Cancer was detected in 41 breasts in 40 women: 8 of the cancers were found with mammography plus ultrasound, while 12 were deemed suspicious on ultrasound alone, 12 on mammography alone, and 9 on neither. Of the 12 sonographically detected cancers, 11 (92%) were invasive. The diagnostic yield for the combined modalities was 11.8 per 1,000 vs 7.6/1,000 for mammography alone.

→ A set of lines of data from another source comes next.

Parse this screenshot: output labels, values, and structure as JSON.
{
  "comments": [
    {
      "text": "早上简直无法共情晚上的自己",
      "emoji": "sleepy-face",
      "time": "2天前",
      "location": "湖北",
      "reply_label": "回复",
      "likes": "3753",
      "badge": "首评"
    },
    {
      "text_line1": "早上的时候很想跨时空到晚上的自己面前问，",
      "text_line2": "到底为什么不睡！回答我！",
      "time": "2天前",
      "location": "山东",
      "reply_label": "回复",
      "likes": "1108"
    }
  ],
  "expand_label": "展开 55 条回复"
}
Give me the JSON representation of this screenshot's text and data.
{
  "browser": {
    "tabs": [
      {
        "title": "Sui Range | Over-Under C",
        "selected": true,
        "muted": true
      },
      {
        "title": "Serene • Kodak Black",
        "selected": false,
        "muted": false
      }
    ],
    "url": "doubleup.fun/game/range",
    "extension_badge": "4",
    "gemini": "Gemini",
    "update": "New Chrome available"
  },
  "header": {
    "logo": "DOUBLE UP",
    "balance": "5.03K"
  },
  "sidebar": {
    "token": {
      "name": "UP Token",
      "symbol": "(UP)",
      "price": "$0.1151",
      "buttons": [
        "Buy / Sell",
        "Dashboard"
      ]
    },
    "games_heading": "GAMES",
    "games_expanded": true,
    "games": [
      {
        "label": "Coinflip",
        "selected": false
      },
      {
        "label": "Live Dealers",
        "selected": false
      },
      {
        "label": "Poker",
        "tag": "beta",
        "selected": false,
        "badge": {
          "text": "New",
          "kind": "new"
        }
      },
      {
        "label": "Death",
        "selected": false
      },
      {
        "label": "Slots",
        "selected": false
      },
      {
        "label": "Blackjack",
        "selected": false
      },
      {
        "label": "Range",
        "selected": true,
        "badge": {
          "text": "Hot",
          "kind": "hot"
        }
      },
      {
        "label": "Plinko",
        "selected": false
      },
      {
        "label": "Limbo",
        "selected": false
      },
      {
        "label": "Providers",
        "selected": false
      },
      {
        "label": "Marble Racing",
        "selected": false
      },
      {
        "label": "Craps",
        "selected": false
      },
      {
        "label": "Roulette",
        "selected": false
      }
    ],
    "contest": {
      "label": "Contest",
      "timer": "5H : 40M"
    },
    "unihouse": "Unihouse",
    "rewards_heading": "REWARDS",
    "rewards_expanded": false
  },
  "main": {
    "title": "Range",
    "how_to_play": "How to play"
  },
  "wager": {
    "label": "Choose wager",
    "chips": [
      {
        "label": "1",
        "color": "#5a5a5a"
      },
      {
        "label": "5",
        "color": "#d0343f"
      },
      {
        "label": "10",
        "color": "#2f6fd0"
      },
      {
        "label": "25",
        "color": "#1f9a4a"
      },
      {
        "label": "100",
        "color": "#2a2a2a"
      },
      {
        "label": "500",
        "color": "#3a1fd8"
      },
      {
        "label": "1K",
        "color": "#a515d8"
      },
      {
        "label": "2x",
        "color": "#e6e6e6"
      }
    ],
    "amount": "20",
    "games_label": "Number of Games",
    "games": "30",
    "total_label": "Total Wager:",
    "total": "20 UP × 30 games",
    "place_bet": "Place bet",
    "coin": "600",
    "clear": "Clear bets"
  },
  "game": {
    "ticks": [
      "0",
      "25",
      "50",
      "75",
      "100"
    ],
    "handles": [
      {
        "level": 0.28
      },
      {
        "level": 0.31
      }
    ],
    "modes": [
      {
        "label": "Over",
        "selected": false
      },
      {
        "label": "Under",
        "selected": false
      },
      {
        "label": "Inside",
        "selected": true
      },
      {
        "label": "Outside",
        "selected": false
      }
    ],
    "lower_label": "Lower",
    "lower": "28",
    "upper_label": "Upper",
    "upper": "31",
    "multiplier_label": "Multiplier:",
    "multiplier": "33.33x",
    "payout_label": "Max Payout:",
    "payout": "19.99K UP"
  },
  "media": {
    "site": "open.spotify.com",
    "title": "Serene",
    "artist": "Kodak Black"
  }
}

Diagnostic accuracy was 91% for mammography plus ultrasound vs 78% for mammography alone.
On the downside, for combined imaging, the false-positive rate jumped to 10.4% vs 4.4% for mammography alone.
Other issues with ultrasound: The median examination time was 19 minutes, and current Medicare reimbursement rates do not cover the costs of performing and interpreting the examinations, the authors wrote.
In a JAMA editorial, Christiane Kuhl, MD, of the University of Bonn, Germany, pointed out the high personnel cost of ultrasound may render MRI the better bet. “Due to the amount of physician time screening ultrasound requires, it may be the most expensive of all breast imaging modalities,” she wrote.
In an interview, Dr. Berg countered that the overall price of MRI studies, including the cost of contrast agent, may tip the balance in favor of ultrasound.
She also noted that the ACRIN study has yielded materials to train specialized technologists in breast ultrasound. “Methods of automated breast ultrasound (where a series of images is obtained for later review) may solve many of these issues, but such technology requires further validation at this time,” she said.
The American Cancer Society has recommended MRI for certain women at very high risk of breast cancer, including known or suspected BRCA gene mutation carriers, Dr. Berg said. “If MRI is performed, ultrasound screening is not necessary,” she said..
Based on their individual risk factors, she said, for many women, ultrasound may be a reasonable alternative to MRI, or MRI may not be available or tolerable. “MRI may not be warranted in some women with a personal history of breast cancer, prior atypical biopsy, dense breast tissue, or intermediate family history,” she said.
ACRIN 6666 participants concluded a third round of sonographic screening in March 2008. Many also will undergo breast MRI to compare all three modalities.